======== INPUT MATERIAL

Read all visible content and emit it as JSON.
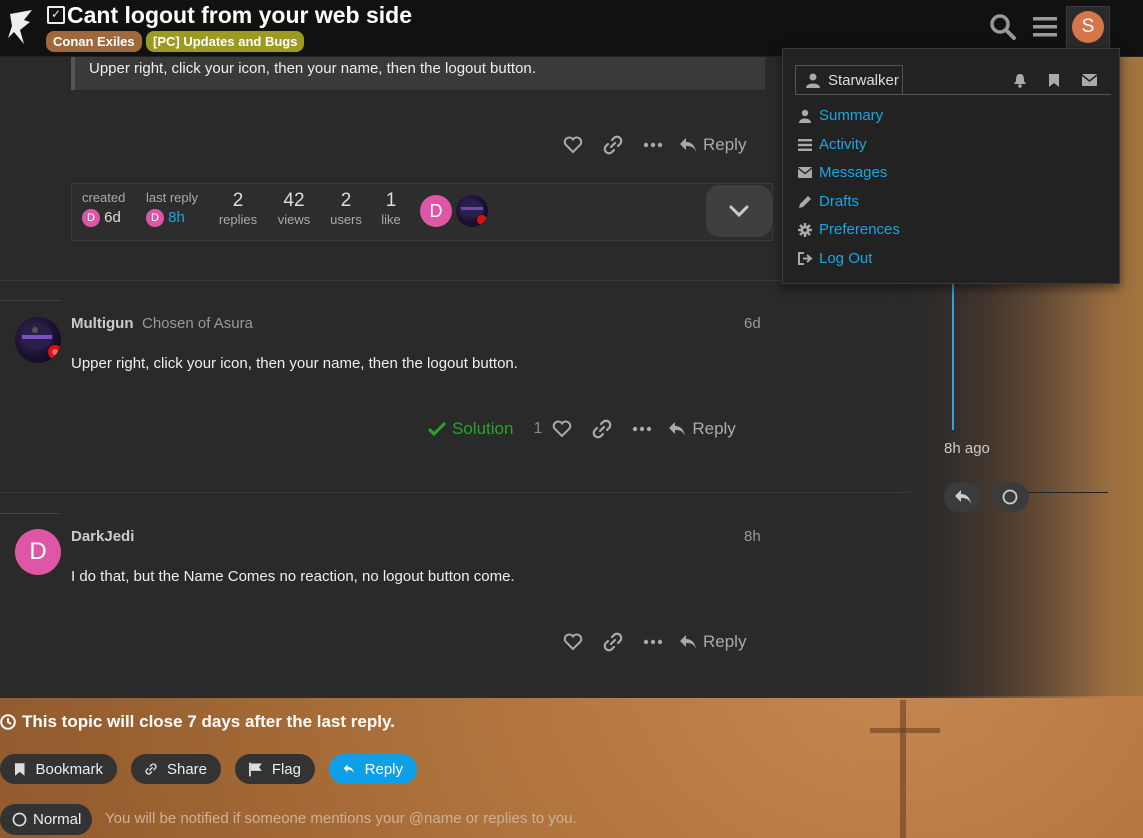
{
  "header": {
    "title": "Cant logout from your web side",
    "categories": [
      "Conan Exiles",
      "[PC] Updates and Bugs"
    ],
    "avatar_letter": "S"
  },
  "quote_text": "Upper right, click your icon, then your name, then the logout button.",
  "post_actions": {
    "reply_label": "Reply"
  },
  "topic_map": {
    "created_label": "created",
    "created_value": "6d",
    "last_reply_label": "last reply",
    "last_reply_value": "8h",
    "replies_count": "2",
    "replies_label": "replies",
    "views_count": "42",
    "views_label": "views",
    "users_count": "2",
    "users_label": "users",
    "likes_count": "1",
    "likes_label": "like",
    "participant_letter": "D"
  },
  "posts": [
    {
      "username": "Multigun",
      "user_title": "Chosen of Asura",
      "date": "6d",
      "text": "Upper right, click your icon, then your name, then the logout button.",
      "solution_label": "Solution",
      "like_count": "1"
    },
    {
      "username": "DarkJedi",
      "avatar_letter": "D",
      "date": "8h",
      "text": "I do that, but the Name Comes no reaction, no logout button come."
    }
  ],
  "timeline": {
    "date": "8h ago"
  },
  "user_menu": {
    "username": "Starwalker",
    "items": [
      "Summary",
      "Activity",
      "Messages",
      "Drafts",
      "Preferences",
      "Log Out"
    ]
  },
  "footer": {
    "close_notice": "This topic will close 7 days after the last reply.",
    "buttons": {
      "bookmark": "Bookmark",
      "share": "Share",
      "flag": "Flag",
      "reply": "Reply"
    },
    "notification_level": "Normal",
    "notification_text": "You will be notified if someone mentions your @name or replies to you."
  },
  "colors": {
    "accent": "#1aa6e4",
    "solution": "#2ba32b",
    "avatar_pink": "#e056a7",
    "avatar_orange": "#d6764b"
  }
}
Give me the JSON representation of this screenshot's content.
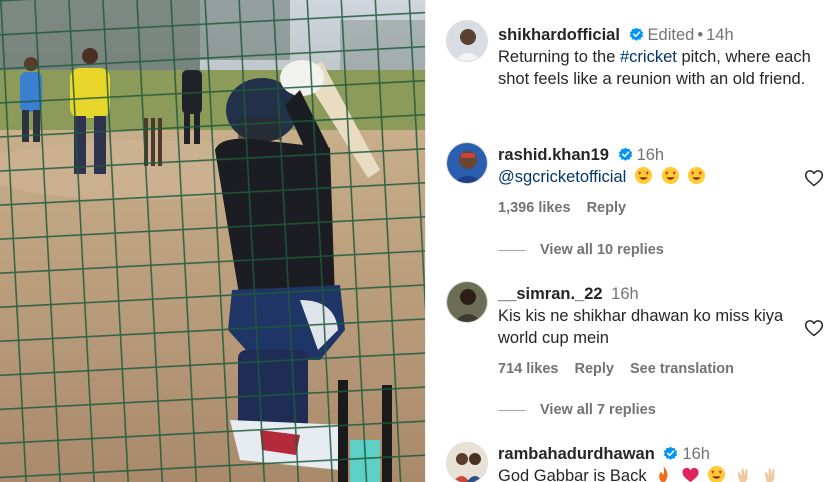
{
  "post": {
    "author": "shikhardofficial",
    "edited_label": "Edited",
    "time": "14h",
    "caption_before": "Returning to the ",
    "hashtag": "#cricket",
    "caption_after": " pitch, where each shot feels like a reunion with an old friend."
  },
  "comments": [
    {
      "username": "rashid.khan19",
      "verified": true,
      "time": "16h",
      "mention": "@sgcricketofficial",
      "text": "",
      "emojis": [
        "heart-eyes",
        "heart-eyes",
        "heart-eyes"
      ],
      "likes": "1,396 likes",
      "reply_label": "Reply",
      "view_replies": "View all 10 replies"
    },
    {
      "username": "__simran._22",
      "verified": false,
      "time": "16h",
      "text": "Kis kis ne shikhar dhawan ko miss kiya world cup mein",
      "likes": "714 likes",
      "reply_label": "Reply",
      "see_translation": "See translation",
      "view_replies": "View all 7 replies"
    },
    {
      "username": "rambahadurdhawan",
      "verified": true,
      "time": "16h",
      "text": "God Gabbar is Back",
      "emojis": [
        "fire",
        "heart",
        "heart-eyes",
        "clap",
        "clap"
      ]
    }
  ],
  "icons": {
    "verified": "verified-badge-icon",
    "like": "heart-outline-icon"
  },
  "colors": {
    "verified_blue": "#0095f6",
    "hashtag_link": "#00376b",
    "secondary_text": "#737373"
  }
}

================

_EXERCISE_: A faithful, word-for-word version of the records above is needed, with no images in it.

_RESPONSE FOR THIS EXERCISE_:
Read all visible content and emit it as JSON.
{
  "header": {
    "title": "Cant logout from your web side",
    "categories": [
      "Conan Exiles",
      "[PC] Updates and Bugs"
    ],
    "avatar_letter": "S"
  },
  "quote_text": "Upper right, click your icon, then your name, then the logout button.",
  "post_actions": {
    "reply_label": "Reply"
  },
  "topic_map": {
    "created_label": "created",
    "created_value": "6d",
    "last_reply_label": "last reply",
    "last_reply_value": "8h",
    "replies_count": "2",
    "replies_label": "replies",
    "views_count": "42",
    "views_label": "views",
    "users_count": "2",
    "users_label": "users",
    "likes_count": "1",
    "likes_label": "like",
    "participant_letter": "D"
  },
  "posts": [
    {
      "username": "Multigun",
      "user_title": "Chosen of Asura",
      "date": "6d",
      "text": "Upper right, click your icon, then your name, then the logout button.",
      "solution_label": "Solution",
      "like_count": "1"
    },
    {
      "username": "DarkJedi",
      "avatar_letter": "D",
      "date": "8h",
      "text": "I do that, but the Name Comes no reaction, no logout button come."
    }
  ],
  "timeline": {
    "date": "8h ago"
  },
  "user_menu": {
    "username": "Starwalker",
    "items": [
      "Summary",
      "Activity",
      "Messages",
      "Drafts",
      "Preferences",
      "Log Out"
    ]
  },
  "footer": {
    "close_notice": "This topic will close 7 days after the last reply.",
    "buttons": {
      "bookmark": "Bookmark",
      "share": "Share",
      "flag": "Flag",
      "reply": "Reply"
    },
    "notification_level": "Normal",
    "notification_text": "You will be notified if someone mentions your @name or replies to you."
  },
  "colors": {
    "accent": "#1aa6e4",
    "solution": "#2ba32b",
    "avatar_pink": "#e056a7",
    "avatar_orange": "#d6764b"
  }
}
Give me the JSON representation of this screenshot's content.
{
  "post": {
    "author": "shikhardofficial",
    "edited_label": "Edited",
    "time": "14h",
    "caption_before": "Returning to the ",
    "hashtag": "#cricket",
    "caption_after": " pitch, where each shot feels like a reunion with an old friend."
  },
  "comments": [
    {
      "username": "rashid.khan19",
      "verified": true,
      "time": "16h",
      "mention": "@sgcricketofficial",
      "text": "",
      "emojis": [
        "heart-eyes",
        "heart-eyes",
        "heart-eyes"
      ],
      "likes": "1,396 likes",
      "reply_label": "Reply",
      "view_replies": "View all 10 replies"
    },
    {
      "username": "__simran._22",
      "verified": false,
      "time": "16h",
      "text": "Kis kis ne shikhar dhawan ko miss kiya world cup mein",
      "likes": "714 likes",
      "reply_label": "Reply",
      "see_translation": "See translation",
      "view_replies": "View all 7 replies"
    },
    {
      "username": "rambahadurdhawan",
      "verified": true,
      "time": "16h",
      "text": "God Gabbar is Back",
      "emojis": [
        "fire",
        "heart",
        "heart-eyes",
        "clap",
        "clap"
      ]
    }
  ],
  "icons": {
    "verified": "verified-badge-icon",
    "like": "heart-outline-icon"
  },
  "colors": {
    "verified_blue": "#0095f6",
    "hashtag_link": "#00376b",
    "secondary_text": "#737373"
  }
}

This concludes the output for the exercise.